1. Eat well: Taking the time to prepare healthy meals pays off by helping you feel energized and balanced, and it also keeps your weight in check. That's important, since studies hint at a link between obesity and poorer survival rates among women who've had breast cancer. (Which is not to say you should pass up your husband's famous pasta puttanesca or the world's best burger and fries. Some pleasures make life worth living.)
3. Take a chance: One of the dividends of the cancer experience, many survivors say, is that it's easier to take risks and seize the moment. Adding spontaneity to your life may be more realistic than the cancer survivor's cliché of "living life to the fullest, as if each day were your last."
4. Reach out to friends, relatives, and colleagues, and let your needs be known: By now you may have noticed that no one crumbles under the weight of your requests. They may even want to help, so let them.

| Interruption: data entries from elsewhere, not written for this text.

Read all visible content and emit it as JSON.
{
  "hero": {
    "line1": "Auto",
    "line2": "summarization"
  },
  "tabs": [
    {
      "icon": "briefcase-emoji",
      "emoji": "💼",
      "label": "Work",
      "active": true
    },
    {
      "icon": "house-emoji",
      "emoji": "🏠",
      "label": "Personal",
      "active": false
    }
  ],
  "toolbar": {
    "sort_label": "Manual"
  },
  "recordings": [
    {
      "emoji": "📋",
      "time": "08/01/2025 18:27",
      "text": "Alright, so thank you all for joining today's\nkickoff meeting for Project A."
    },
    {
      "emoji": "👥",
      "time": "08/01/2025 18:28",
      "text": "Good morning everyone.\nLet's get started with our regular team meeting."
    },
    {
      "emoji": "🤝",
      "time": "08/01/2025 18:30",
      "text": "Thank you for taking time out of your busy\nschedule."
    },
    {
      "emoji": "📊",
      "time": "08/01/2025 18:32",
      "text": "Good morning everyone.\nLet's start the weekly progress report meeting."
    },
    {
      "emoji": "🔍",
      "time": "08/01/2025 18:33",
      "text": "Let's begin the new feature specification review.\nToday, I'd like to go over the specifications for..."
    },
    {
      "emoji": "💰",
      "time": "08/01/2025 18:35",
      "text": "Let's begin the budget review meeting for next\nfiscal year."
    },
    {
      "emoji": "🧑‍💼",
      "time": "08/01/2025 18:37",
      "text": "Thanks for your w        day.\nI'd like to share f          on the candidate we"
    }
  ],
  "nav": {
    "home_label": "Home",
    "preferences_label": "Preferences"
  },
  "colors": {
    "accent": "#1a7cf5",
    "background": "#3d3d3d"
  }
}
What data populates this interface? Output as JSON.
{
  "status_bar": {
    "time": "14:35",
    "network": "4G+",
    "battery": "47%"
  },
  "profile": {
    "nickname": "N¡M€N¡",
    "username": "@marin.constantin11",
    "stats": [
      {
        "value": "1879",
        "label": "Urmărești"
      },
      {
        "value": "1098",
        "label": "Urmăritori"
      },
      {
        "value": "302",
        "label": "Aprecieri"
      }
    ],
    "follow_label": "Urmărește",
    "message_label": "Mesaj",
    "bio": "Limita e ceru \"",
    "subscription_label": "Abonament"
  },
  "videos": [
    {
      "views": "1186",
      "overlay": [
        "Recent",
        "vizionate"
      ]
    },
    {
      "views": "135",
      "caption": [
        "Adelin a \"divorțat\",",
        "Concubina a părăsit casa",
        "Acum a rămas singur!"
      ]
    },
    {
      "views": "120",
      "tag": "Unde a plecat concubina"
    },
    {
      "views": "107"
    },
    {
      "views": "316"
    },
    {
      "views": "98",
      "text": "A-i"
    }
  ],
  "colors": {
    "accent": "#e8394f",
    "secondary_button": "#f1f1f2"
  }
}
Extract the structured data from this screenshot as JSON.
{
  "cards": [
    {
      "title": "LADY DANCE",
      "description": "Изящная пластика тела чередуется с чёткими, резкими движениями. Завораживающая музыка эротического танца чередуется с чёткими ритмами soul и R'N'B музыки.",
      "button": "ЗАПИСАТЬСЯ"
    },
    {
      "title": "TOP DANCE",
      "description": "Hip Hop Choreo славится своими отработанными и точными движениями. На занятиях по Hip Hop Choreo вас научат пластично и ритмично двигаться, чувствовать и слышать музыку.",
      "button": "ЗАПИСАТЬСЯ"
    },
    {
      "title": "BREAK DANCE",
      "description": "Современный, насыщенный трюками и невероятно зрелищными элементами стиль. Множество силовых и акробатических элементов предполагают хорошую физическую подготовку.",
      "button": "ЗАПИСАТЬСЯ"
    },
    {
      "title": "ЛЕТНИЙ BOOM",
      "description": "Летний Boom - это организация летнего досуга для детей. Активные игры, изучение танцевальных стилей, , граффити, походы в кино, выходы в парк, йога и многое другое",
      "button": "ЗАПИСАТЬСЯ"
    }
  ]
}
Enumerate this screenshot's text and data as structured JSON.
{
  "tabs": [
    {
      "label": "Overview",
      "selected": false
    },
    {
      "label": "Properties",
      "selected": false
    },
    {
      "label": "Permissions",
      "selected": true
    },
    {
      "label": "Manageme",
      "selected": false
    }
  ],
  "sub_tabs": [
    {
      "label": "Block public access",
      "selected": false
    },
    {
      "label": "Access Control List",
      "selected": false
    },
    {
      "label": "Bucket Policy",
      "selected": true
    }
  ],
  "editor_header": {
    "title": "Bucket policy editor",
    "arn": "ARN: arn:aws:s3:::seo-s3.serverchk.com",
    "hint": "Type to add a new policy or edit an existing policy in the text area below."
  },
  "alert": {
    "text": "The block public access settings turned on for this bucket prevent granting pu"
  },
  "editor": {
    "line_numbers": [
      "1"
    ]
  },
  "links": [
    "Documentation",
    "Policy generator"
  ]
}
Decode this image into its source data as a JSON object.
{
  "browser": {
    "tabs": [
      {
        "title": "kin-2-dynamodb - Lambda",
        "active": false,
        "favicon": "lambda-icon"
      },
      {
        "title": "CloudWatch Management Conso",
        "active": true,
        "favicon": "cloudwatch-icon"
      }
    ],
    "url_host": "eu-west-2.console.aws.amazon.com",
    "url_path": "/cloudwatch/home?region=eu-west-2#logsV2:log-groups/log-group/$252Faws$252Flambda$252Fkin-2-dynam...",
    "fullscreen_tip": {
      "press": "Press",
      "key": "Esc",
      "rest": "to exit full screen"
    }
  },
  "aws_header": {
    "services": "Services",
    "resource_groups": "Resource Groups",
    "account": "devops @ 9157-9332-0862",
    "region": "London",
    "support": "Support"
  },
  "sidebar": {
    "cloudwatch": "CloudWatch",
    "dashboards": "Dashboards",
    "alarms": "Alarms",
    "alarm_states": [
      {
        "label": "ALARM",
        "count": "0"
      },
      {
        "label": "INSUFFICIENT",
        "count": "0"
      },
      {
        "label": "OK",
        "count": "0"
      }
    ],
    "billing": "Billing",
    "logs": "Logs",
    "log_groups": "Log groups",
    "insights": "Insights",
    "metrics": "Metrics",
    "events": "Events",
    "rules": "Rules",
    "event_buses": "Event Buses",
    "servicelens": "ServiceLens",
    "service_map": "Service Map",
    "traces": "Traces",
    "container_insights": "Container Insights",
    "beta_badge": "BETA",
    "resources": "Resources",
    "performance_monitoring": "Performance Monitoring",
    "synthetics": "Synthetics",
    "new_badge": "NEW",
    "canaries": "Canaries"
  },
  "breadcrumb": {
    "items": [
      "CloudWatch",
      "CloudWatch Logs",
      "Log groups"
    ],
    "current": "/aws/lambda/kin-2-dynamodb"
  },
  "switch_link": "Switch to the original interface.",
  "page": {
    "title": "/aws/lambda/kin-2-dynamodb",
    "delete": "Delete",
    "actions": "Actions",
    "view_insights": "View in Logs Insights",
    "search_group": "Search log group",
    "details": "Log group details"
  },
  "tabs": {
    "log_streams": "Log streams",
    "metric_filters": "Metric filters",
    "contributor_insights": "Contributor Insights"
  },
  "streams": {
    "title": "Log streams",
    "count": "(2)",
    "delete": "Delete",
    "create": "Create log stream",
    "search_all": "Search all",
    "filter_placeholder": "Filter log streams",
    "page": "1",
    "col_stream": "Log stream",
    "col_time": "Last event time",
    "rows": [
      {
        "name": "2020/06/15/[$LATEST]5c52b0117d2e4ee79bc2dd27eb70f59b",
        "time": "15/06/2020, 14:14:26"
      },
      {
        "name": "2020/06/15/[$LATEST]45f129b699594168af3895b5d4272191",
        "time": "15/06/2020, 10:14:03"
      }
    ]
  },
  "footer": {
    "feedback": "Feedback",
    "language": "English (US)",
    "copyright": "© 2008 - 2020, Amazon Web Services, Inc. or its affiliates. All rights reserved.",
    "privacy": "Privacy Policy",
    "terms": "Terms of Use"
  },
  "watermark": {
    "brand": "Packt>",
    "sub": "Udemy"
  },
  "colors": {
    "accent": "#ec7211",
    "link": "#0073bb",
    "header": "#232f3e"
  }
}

5. And now for something completely different: Every year, pick one activity or goal that seems outlandish, farfetched, so unlike youand work toward it. How about that trip to Patagoniaor Pittsburgh. Surmounting large obstacles is already a specialty, so why not?